It would have been unnatural if someone other than him reached such a landmark. But then, it was Sachin Tendulkar who became the first cricketer in history to score a double century in the One-Day format of the game. The persons who came closest to reaching the 200 mark were Pakistan’s Saeed Anwar in 1997 and Zimbabwe’s Charles Coventry in 2009, both a stroke away from the magic figure and stopping at 194. So for the man who has scored the highest runs in Test and One-Day cricket, there’s the added beauty of logical consistency that was taken care of in Gwalior on Wednesday.
Tendulkar remains the flagbearer of the increasingly dwindling phenomenon of quantity matching quality.
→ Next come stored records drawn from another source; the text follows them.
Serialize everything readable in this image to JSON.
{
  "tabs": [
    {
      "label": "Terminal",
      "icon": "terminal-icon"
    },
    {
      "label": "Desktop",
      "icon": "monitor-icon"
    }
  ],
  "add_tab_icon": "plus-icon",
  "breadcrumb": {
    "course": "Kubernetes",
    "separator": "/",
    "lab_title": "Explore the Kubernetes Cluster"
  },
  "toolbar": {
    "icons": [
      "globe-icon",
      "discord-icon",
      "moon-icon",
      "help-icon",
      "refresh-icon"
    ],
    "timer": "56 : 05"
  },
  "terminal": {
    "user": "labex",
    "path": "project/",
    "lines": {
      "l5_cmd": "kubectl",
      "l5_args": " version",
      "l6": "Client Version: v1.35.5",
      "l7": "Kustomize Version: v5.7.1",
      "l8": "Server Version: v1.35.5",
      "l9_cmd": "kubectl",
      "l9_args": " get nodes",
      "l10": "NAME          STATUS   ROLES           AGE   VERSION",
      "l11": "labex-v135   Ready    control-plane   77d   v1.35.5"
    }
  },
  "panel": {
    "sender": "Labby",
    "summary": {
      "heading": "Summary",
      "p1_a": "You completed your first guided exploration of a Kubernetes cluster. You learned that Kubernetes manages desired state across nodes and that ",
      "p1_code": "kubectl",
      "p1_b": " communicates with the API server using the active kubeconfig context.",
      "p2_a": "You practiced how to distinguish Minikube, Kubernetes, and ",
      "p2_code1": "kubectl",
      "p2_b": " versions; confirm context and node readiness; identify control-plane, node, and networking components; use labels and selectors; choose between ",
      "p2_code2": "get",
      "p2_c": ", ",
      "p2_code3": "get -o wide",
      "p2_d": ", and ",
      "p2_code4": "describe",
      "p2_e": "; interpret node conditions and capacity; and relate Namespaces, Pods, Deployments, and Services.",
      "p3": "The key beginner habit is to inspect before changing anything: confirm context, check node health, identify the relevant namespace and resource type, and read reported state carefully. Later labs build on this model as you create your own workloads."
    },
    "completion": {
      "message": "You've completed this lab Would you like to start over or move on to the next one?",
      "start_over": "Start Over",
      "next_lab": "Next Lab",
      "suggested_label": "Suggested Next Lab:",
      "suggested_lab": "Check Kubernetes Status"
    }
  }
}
In a world where the highest grossing movie is the one with blue people and not much of a story to tell, where books that sell the most take the curious pride in being the least ‘literary’, Tendulkar’s records are a mere reflection of what he is as a sportsman and a master of his arts. On a day marked by the dreariness of a boring Railway Budget speech and little else, it was his masterful knock that made not only his admirers sit up and watch, but non-cricket enthusiasts realise that a special display by a special human was underway.
Which brings to the mind of many people what is left for Tendulkar to achieve on a personal level. This question is as pointless as wondering what Michelangelo did after creating his Pieta or what Einstein did after coming up with the theory of relativity. For people like Tendulkar, it’s gloriously evident that their joys are to be found in the fun of what
they do: playing. The rest, including the pile of records,are just the by-products.